#### Task prompt:
The data below must be returned in full and exactly.

#### Data provided:

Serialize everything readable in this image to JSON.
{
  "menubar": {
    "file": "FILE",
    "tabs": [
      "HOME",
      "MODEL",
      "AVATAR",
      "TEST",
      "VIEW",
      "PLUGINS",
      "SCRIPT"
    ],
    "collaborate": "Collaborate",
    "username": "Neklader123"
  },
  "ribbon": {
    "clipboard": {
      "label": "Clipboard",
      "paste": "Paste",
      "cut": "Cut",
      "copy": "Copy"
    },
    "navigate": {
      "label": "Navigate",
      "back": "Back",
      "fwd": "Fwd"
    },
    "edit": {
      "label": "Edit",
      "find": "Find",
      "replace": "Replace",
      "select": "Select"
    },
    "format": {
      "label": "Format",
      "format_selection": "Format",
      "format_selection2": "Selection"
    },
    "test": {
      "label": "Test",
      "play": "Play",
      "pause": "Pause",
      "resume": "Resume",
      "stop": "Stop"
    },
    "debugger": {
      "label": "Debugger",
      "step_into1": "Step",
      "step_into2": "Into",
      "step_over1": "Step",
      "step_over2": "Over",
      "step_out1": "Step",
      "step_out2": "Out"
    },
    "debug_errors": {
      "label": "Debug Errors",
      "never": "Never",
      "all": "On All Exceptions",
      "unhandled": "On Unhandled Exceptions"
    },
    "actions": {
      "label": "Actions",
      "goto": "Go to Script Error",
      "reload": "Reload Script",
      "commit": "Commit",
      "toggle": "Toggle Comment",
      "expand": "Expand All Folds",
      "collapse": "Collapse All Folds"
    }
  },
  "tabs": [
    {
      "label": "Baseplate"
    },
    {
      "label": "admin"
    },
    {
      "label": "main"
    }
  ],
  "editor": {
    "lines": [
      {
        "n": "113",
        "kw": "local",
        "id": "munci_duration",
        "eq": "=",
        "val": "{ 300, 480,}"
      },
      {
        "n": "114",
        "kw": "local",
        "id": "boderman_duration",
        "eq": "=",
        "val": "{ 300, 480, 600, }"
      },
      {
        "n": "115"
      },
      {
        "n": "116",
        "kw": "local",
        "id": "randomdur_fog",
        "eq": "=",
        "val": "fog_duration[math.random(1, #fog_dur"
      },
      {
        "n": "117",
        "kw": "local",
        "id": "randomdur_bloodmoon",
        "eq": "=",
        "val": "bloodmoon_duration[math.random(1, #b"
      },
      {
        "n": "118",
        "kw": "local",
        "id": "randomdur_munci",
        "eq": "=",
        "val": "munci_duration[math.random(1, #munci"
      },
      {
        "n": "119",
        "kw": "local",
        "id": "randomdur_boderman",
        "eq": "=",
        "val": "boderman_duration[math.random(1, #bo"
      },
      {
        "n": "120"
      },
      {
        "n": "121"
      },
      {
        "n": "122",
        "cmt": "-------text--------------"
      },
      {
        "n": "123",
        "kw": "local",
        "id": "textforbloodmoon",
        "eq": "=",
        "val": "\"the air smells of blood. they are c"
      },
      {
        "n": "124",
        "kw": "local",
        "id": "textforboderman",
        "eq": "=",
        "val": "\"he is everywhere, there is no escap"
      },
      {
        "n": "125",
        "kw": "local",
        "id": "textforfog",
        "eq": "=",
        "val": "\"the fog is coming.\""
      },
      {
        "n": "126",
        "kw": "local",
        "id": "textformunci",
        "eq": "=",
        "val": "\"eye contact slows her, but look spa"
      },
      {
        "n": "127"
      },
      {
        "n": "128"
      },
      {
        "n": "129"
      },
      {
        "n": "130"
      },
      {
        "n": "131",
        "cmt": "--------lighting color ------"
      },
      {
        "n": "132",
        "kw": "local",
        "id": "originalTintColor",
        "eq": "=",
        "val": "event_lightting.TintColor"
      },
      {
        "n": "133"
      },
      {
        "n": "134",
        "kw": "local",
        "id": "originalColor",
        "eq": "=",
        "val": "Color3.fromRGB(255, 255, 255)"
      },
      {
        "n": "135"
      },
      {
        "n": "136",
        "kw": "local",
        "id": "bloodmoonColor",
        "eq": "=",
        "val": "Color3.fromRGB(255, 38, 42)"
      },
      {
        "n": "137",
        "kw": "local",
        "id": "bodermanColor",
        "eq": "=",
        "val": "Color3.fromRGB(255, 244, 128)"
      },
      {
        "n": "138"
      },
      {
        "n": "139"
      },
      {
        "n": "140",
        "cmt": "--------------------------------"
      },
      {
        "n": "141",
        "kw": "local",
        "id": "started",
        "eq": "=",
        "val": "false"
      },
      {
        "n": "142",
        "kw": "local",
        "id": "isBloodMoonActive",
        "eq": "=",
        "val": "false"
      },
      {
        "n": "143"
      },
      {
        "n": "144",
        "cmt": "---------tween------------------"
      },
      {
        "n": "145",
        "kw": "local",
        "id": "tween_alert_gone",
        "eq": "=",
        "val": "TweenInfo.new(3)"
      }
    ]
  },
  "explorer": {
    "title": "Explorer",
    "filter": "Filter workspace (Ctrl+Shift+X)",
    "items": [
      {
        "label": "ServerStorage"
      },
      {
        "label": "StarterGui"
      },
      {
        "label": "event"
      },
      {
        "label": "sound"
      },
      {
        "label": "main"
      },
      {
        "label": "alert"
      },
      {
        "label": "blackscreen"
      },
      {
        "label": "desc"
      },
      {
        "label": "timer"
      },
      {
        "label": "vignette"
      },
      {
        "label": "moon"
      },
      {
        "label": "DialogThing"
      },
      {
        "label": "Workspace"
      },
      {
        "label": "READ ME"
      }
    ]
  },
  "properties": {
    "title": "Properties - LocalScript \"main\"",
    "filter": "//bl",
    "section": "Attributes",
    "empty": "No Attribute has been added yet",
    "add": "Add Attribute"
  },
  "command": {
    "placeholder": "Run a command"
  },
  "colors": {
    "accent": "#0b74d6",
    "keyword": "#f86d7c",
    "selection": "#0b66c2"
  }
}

#### Exercise response:
Serialize everything readable in this image to JSON.
{
  "menubar": {
    "file": "FILE",
    "tabs": [
      "HOME",
      "MODEL",
      "AVATAR",
      "TEST",
      "VIEW",
      "PLUGINS",
      "SCRIPT"
    ],
    "collaborate": "Collaborate",
    "username": "Neklader123"
  },
  "ribbon": {
    "clipboard": {
      "label": "Clipboard",
      "paste": "Paste",
      "cut": "Cut",
      "copy": "Copy"
    },
    "navigate": {
      "label": "Navigate",
      "back": "Back",
      "fwd": "Fwd"
    },
    "edit": {
      "label": "Edit",
      "find": "Find",
      "replace": "Replace",
      "select": "Select"
    },
    "format": {
      "label": "Format",
      "format_selection": "Format",
      "format_selection2": "Selection"
    },
    "test": {
      "label": "Test",
      "play": "Play",
      "pause": "Pause",
      "resume": "Resume",
      "stop": "Stop"
    },
    "debugger": {
      "label": "Debugger",
      "step_into1": "Step",
      "step_into2": "Into",
      "step_over1": "Step",
      "step_over2": "Over",
      "step_out1": "Step",
      "step_out2": "Out"
    },
    "debug_errors": {
      "label": "Debug Errors",
      "never": "Never",
      "all": "On All Exceptions",
      "unhandled": "On Unhandled Exceptions"
    },
    "actions": {
      "label": "Actions",
      "goto": "Go to Script Error",
      "reload": "Reload Script",
      "commit": "Commit",
      "toggle": "Toggle Comment",
      "expand": "Expand All Folds",
      "collapse": "Collapse All Folds"
    }
  },
  "tabs": [
    {
      "label": "Baseplate"
    },
    {
      "label": "admin"
    },
    {
      "label": "main"
    }
  ],
  "editor": {
    "lines": [
      {
        "n": "113",
        "kw": "local",
        "id": "munci_duration",
        "eq": "=",
        "val": "{ 300, 480,}"
      },
      {
        "n": "114",
        "kw": "local",
        "id": "boderman_duration",
        "eq": "=",
        "val": "{ 300, 480, 600, }"
      },
      {
        "n": "115"
      },
      {
        "n": "116",
        "kw": "local",
        "id": "randomdur_fog",
        "eq": "=",
        "val": "fog_duration[math.random(1, #fog_dur"
      },
      {
        "n": "117",
        "kw": "local",
        "id": "randomdur_bloodmoon",
        "eq": "=",
        "val": "bloodmoon_duration[math.random(1, #b"
      },
      {
        "n": "118",
        "kw": "local",
        "id": "randomdur_munci",
        "eq": "=",
        "val": "munci_duration[math.random(1, #munci"
      },
      {
        "n": "119",
        "kw": "local",
        "id": "randomdur_boderman",
        "eq": "=",
        "val": "boderman_duration[math.random(1, #bo"
      },
      {
        "n": "120"
      },
      {
        "n": "121"
      },
      {
        "n": "122",
        "cmt": "-------text--------------"
      },
      {
        "n": "123",
        "kw": "local",
        "id": "textforbloodmoon",
        "eq": "=",
        "val": "\"the air smells of blood. they are c"
      },
      {
        "n": "124",
        "kw": "local",
        "id": "textforboderman",
        "eq": "=",
        "val": "\"he is everywhere, there is no escap"
      },
      {
        "n": "125",
        "kw": "local",
        "id": "textforfog",
        "eq": "=",
        "val": "\"the fog is coming.\""
      },
      {
        "n": "126",
        "kw": "local",
        "id": "textformunci",
        "eq": "=",
        "val": "\"eye contact slows her, but look spa"
      },
      {
        "n": "127"
      },
      {
        "n": "128"
      },
      {
        "n": "129"
      },
      {
        "n": "130"
      },
      {
        "n": "131",
        "cmt": "--------lighting color ------"
      },
      {
        "n": "132",
        "kw": "local",
        "id": "originalTintColor",
        "eq": "=",
        "val": "event_lightting.TintColor"
      },
      {
        "n": "133"
      },
      {
        "n": "134",
        "kw": "local",
        "id": "originalColor",
        "eq": "=",
        "val": "Color3.fromRGB(255, 255, 255)"
      },
      {
        "n": "135"
      },
      {
        "n": "136",
        "kw": "local",
        "id": "bloodmoonColor",
        "eq": "=",
        "val": "Color3.fromRGB(255, 38, 42)"
      },
      {
        "n": "137",
        "kw": "local",
        "id": "bodermanColor",
        "eq": "=",
        "val": "Color3.fromRGB(255, 244, 128)"
      },
      {
        "n": "138"
      },
      {
        "n": "139"
      },
      {
        "n": "140",
        "cmt": "--------------------------------"
      },
      {
        "n": "141",
        "kw": "local",
        "id": "started",
        "eq": "=",
        "val": "false"
      },
      {
        "n": "142",
        "kw": "local",
        "id": "isBloodMoonActive",
        "eq": "=",
        "val": "false"
      },
      {
        "n": "143"
      },
      {
        "n": "144",
        "cmt": "---------tween------------------"
      },
      {
        "n": "145",
        "kw": "local",
        "id": "tween_alert_gone",
        "eq": "=",
        "val": "TweenInfo.new(3)"
      }
    ]
  },
  "explorer": {
    "title": "Explorer",
    "filter": "Filter workspace (Ctrl+Shift+X)",
    "items": [
      {
        "label": "ServerStorage"
      },
      {
        "label": "StarterGui"
      },
      {
        "label": "event"
      },
      {
        "label": "sound"
      },
      {
        "label": "main"
      },
      {
        "label": "alert"
      },
      {
        "label": "blackscreen"
      },
      {
        "label": "desc"
      },
      {
        "label": "timer"
      },
      {
        "label": "vignette"
      },
      {
        "label": "moon"
      },
      {
        "label": "DialogThing"
      },
      {
        "label": "Workspace"
      },
      {
        "label": "READ ME"
      }
    ]
  },
  "properties": {
    "title": "Properties - LocalScript \"main\"",
    "filter": "//bl",
    "section": "Attributes",
    "empty": "No Attribute has been added yet",
    "add": "Add Attribute"
  },
  "command": {
    "placeholder": "Run a command"
  },
  "colors": {
    "accent": "#0b74d6",
    "keyword": "#f86d7c",
    "selection": "#0b66c2"
  }
}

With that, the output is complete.